Stored items from a collection:
_ _ _
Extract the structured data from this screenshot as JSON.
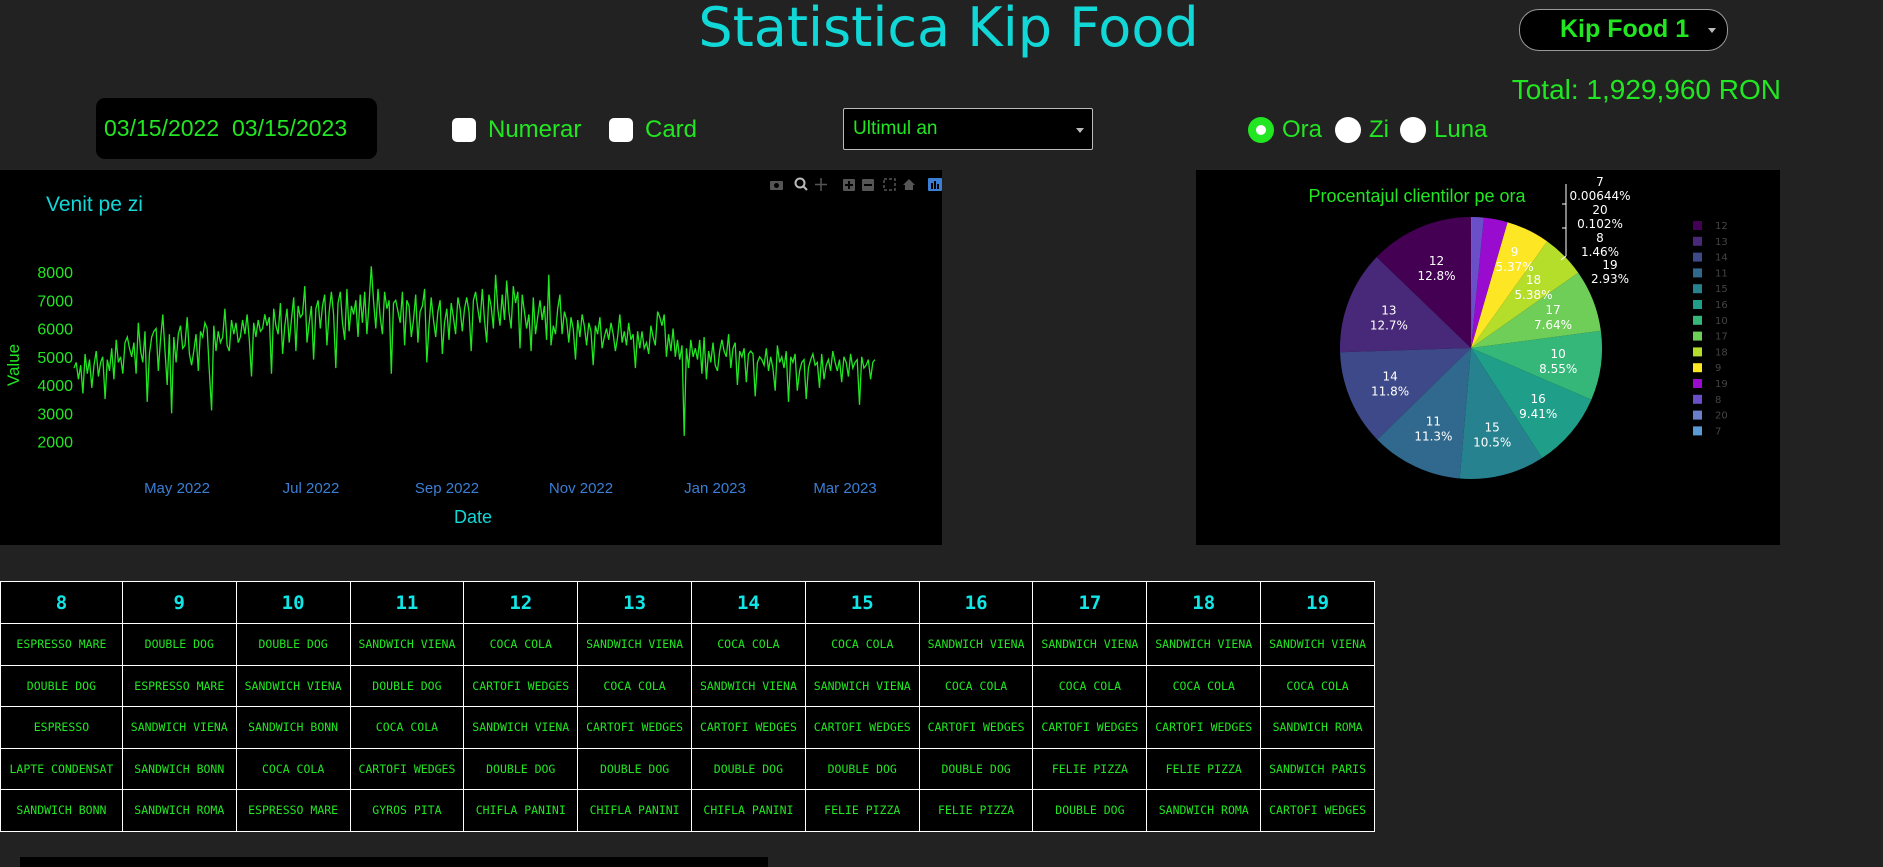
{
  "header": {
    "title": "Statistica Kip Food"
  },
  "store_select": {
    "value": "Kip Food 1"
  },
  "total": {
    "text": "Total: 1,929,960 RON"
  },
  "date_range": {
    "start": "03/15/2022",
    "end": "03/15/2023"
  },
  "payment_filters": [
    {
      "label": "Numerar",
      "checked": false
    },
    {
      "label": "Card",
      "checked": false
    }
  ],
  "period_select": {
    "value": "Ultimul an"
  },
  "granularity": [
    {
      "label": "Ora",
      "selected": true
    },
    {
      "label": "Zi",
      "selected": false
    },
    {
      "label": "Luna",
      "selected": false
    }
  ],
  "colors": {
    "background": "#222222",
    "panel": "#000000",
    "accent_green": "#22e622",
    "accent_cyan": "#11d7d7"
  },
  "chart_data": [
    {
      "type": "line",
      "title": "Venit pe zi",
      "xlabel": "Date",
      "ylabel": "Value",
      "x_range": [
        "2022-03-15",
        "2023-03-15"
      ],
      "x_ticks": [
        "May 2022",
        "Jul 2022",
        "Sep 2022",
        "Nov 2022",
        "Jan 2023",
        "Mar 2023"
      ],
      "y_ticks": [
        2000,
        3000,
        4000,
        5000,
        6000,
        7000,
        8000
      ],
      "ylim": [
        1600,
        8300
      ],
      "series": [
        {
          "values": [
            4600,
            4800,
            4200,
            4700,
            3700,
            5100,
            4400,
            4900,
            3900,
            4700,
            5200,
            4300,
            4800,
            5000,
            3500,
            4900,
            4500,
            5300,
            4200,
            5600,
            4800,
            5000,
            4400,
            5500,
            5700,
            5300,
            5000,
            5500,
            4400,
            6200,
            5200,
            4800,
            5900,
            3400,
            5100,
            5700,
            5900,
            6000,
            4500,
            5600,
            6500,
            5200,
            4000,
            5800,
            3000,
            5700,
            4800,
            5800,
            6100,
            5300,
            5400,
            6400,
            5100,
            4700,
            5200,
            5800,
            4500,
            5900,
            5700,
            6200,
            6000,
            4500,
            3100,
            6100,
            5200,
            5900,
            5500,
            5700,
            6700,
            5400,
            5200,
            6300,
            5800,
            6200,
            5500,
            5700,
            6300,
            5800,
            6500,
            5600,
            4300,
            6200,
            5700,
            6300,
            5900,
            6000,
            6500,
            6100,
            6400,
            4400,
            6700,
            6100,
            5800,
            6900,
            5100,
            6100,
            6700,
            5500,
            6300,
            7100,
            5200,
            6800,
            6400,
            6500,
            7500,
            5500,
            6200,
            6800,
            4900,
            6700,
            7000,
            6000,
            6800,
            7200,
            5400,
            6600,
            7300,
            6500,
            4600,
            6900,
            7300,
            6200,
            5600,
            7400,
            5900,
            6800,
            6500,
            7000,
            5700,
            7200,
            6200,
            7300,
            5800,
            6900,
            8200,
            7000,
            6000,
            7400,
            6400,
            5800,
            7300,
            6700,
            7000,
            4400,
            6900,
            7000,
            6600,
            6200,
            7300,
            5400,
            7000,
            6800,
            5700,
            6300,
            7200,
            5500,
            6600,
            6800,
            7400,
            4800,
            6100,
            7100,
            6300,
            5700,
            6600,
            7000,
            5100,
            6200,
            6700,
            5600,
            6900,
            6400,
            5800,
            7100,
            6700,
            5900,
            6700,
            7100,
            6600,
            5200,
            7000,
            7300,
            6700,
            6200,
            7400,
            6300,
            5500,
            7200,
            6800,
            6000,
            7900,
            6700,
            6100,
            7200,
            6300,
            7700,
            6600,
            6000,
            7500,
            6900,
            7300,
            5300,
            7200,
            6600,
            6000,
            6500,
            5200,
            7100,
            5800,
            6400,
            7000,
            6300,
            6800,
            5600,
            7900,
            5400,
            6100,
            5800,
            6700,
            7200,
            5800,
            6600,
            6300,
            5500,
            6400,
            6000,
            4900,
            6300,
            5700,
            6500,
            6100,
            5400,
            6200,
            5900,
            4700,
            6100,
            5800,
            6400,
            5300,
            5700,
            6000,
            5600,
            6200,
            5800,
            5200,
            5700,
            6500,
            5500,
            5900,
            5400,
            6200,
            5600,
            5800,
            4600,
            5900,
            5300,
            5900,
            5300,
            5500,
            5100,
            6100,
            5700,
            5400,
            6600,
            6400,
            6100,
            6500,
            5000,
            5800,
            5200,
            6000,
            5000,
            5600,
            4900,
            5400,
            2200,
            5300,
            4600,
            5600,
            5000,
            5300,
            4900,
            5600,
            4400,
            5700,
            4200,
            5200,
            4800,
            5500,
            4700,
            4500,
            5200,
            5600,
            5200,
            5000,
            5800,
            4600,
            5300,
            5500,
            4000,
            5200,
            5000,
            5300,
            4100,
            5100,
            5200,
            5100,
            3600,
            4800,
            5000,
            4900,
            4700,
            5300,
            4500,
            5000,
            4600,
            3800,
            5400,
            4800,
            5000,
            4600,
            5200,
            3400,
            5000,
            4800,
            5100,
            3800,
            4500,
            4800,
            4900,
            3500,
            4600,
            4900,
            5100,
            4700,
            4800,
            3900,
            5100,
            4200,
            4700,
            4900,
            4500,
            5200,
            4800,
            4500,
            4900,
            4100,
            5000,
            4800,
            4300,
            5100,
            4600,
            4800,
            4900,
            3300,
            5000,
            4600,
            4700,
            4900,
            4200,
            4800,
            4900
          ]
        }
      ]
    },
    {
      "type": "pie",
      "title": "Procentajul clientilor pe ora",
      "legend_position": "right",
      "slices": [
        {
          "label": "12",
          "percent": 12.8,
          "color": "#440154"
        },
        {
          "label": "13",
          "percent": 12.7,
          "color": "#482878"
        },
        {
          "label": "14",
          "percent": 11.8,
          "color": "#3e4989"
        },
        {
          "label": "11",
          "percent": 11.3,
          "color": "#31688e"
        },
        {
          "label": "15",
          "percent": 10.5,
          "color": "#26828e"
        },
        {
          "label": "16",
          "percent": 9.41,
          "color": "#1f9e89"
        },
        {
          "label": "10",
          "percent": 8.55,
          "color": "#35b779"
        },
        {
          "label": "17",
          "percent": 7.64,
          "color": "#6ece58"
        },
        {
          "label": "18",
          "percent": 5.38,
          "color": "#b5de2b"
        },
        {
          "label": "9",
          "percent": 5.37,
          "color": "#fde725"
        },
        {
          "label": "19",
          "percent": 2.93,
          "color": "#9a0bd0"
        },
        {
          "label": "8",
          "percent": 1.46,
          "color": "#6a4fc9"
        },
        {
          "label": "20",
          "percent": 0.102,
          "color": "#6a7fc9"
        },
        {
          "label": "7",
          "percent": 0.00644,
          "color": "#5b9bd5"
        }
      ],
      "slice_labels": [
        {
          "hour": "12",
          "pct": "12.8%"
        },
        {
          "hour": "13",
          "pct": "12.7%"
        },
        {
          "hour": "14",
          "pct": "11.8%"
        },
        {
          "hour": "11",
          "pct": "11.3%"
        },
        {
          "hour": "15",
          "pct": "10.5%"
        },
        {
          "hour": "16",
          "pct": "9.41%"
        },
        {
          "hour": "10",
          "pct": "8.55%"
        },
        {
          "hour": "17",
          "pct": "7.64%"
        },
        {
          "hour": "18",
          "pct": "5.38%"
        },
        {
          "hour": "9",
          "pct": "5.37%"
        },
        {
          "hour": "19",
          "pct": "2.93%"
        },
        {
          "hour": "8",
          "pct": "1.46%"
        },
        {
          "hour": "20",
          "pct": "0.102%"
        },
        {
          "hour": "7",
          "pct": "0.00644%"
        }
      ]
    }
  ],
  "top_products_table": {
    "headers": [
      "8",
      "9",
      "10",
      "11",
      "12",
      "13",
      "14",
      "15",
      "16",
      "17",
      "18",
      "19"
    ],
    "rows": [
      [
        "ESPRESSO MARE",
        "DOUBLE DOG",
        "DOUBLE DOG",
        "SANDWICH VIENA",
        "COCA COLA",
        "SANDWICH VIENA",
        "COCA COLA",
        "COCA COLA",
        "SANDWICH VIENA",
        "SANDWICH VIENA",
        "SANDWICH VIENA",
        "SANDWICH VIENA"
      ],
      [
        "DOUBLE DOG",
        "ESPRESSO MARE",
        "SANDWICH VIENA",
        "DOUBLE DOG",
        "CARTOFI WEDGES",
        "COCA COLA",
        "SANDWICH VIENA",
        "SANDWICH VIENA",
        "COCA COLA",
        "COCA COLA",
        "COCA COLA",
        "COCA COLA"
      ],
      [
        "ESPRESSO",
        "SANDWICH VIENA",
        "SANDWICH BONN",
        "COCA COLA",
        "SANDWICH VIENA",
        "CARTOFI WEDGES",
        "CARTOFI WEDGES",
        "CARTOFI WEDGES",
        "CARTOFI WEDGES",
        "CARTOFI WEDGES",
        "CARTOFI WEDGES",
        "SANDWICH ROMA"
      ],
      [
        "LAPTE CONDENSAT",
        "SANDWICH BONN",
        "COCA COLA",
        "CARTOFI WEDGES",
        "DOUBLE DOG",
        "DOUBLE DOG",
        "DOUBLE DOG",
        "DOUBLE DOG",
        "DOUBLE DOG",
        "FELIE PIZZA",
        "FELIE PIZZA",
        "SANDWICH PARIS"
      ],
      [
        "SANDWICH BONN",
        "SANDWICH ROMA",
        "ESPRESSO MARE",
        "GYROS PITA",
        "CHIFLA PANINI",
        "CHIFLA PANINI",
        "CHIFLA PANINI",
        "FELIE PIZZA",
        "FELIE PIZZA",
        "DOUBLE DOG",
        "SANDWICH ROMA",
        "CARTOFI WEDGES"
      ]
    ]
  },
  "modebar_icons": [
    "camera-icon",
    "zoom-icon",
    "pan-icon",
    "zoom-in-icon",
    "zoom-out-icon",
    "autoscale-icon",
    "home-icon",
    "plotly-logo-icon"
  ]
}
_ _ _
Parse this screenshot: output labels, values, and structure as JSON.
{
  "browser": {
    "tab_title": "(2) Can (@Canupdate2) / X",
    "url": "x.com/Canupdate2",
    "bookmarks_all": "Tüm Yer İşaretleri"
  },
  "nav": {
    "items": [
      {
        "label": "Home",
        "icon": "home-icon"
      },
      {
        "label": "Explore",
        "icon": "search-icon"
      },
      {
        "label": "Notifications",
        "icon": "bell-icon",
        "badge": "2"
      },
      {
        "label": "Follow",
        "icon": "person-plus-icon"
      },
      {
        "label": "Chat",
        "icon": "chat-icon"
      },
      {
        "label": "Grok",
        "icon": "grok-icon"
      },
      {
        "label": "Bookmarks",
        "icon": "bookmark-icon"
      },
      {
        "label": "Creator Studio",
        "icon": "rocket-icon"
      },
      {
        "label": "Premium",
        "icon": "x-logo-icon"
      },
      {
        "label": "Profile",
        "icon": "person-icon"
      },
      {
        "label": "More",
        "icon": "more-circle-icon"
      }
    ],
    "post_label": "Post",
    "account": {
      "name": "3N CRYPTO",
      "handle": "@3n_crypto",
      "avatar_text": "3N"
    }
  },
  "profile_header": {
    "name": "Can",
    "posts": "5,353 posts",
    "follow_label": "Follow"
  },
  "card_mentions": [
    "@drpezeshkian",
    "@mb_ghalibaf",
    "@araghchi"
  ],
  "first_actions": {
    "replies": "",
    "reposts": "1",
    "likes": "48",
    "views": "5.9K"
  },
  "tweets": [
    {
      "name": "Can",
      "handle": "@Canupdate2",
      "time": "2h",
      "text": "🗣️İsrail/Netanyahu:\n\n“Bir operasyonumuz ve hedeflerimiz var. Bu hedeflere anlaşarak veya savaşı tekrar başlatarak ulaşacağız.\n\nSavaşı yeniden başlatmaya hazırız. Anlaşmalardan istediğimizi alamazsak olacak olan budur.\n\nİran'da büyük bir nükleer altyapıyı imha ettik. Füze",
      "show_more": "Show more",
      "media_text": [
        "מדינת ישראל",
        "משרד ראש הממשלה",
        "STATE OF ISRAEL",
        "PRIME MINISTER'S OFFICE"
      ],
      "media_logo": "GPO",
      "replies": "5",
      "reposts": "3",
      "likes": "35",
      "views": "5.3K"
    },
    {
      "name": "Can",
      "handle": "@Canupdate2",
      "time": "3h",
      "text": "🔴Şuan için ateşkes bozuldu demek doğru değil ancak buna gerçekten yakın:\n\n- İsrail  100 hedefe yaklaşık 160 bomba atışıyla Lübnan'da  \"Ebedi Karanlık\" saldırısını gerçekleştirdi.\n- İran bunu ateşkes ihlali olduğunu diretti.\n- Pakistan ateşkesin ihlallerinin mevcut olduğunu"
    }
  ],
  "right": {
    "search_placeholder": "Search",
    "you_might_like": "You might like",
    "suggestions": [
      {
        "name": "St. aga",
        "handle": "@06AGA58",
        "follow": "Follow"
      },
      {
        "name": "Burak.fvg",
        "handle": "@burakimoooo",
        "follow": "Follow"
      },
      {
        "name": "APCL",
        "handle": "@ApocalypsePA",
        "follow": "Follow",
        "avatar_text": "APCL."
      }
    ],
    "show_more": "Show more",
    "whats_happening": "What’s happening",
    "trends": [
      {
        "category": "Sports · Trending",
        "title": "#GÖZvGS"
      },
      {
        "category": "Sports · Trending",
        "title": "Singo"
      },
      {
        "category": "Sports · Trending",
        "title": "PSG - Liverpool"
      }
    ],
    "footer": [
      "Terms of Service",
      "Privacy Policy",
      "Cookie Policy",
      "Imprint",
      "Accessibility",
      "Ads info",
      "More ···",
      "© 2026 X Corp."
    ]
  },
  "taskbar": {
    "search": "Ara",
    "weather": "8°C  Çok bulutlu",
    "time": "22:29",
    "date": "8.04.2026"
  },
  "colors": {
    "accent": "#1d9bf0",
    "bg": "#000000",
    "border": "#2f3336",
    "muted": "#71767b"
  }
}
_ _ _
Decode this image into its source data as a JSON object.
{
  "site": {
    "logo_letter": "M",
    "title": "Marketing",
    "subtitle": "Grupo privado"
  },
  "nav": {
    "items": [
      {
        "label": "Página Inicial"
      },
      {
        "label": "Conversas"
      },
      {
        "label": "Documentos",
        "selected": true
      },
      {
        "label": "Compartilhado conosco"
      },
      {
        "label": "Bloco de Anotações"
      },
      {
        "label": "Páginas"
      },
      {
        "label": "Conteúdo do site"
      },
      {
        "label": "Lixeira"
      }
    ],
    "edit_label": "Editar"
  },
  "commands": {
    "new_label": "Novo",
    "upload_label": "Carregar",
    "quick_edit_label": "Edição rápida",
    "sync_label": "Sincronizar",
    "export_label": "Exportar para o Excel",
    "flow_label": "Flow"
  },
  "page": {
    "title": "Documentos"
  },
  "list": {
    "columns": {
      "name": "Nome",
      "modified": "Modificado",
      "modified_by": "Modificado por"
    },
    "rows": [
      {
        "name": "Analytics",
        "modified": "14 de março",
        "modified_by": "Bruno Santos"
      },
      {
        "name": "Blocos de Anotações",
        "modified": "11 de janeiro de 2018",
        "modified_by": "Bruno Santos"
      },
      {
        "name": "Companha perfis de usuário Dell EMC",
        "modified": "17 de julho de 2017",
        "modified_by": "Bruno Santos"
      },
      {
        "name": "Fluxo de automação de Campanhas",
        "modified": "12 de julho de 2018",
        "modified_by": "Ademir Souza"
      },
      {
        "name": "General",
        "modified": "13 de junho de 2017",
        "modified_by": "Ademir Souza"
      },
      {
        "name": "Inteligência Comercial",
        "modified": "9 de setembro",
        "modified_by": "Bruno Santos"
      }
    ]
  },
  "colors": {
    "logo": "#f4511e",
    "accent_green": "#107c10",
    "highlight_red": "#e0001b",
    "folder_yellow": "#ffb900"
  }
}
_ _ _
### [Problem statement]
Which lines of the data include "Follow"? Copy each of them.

### [Solution to the exercise]
        "label": "Follow",
    "follow_label": "Follow"
        "follow": "Follow"
        "follow": "Follow"
        "follow": "Follow",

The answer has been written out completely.